3x          +8-2y   &          =  6x \\
-3x \phantom{{}+8-2y}  & \phantom{{}={}} {-3x} \\
8-2y   &          =  3x
\end{aligned} If you also want to align the numbers to the right add \phantom{-} in front,

\begin{aligned}
3x             +8-2y   & =  \phantom{-}6x \\
-3x \phantom{{}+8-2y}  & \phantom{{}={}} {-3x} \\
8-2y                   & = \phantom{-}3x
\end{aligned} You could try the packages systeme or autoaligne. But be aware that they sometimes enforce a specific layout (e.g. in the example look at the constant "8" which moved to the end in the first equation).

\documentclass{article}
\usepackage{systeme, autoaligne}

\sysequivsign{~}{\phantom{}}

\begin{document}

\sysdelim..
\systeme{
3x  + 8 - 2y   =  6x,
\-3x             ~ \-3x,
+ 8 - 2y   = 3x
}

\bigskip

\autoaligne{
3x  + 8 - 2y   =  6x\\
\-3x             = \-3x\\
+ 8 - 2y   = 3x
}

\end{document} The combination of tabbed and regular stacks allows for easy annotation.

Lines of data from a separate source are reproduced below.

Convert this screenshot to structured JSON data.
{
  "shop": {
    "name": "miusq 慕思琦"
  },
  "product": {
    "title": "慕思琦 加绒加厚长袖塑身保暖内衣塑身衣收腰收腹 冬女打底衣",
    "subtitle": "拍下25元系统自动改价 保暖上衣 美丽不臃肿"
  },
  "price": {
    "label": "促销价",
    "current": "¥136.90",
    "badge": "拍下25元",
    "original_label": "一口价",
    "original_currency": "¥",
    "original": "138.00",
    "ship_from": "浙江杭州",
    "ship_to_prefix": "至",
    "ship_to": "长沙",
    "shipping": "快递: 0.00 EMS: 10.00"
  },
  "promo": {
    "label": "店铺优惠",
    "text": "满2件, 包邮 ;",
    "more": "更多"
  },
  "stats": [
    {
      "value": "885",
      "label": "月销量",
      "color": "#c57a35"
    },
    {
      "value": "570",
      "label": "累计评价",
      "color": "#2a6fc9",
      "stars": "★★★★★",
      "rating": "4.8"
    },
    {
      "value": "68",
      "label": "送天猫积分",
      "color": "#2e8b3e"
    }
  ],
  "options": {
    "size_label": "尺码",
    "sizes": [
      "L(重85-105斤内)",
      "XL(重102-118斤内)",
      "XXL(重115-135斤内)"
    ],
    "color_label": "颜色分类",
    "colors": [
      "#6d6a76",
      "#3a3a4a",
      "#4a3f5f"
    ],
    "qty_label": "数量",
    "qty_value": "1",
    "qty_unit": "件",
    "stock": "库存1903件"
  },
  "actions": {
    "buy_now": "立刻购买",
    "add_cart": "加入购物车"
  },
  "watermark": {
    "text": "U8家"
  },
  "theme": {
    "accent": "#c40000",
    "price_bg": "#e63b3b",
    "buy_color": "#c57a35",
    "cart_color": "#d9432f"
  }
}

\documentclass{article}
\usepackage{tabstackengine}
\TABstackMath
\TABbinary
\begin{document}
\tabbedLongunderstack[r]{
3x& + 8& - 2y =& 6x \\
{-3x}&    &       & {-3x} \\
&   8& - 2y =& 3x
}
\Longunderstack[l]{
original equation\\
after combining the $2x$ and $3x$
}
\end{document} A slightly different (possibly preferable) look can be achieved by shifting the alignment point on the equals sign:

\documentclass{article}
\usepackage{tabstackengine}
\TABstackMath
\TABbinary
\begin{document}
\tabbedLongunderstack[r]{
3x& + 8& - 2y &= 6x \\
{-3x}&    &      &  {-3x} \\
&   8& - 2y &= 3x
}
\Longunderstack[l]{
original equation\\
after combining the $2x$ and $3x$
}
\end{document} I would add only, in closing, that while the particular example given by the OP was facilitated as shown above, the most general approach, that could handle arbitrary terms and multipliers, would involve more alignment points (on both sides of +, -, and =), e.g.:

\tabbedLongunderstack[r]{
3x &+& 8 &-& 2y &=& 6x \\
{-3x} & &   & &    & & {-3x} \\
& & 8 &-& 2y &=& 3x
}


In this case, the second style of presentation can be achieved with judicious use of \mathllap (mathtools package) on the {-3x} term(s).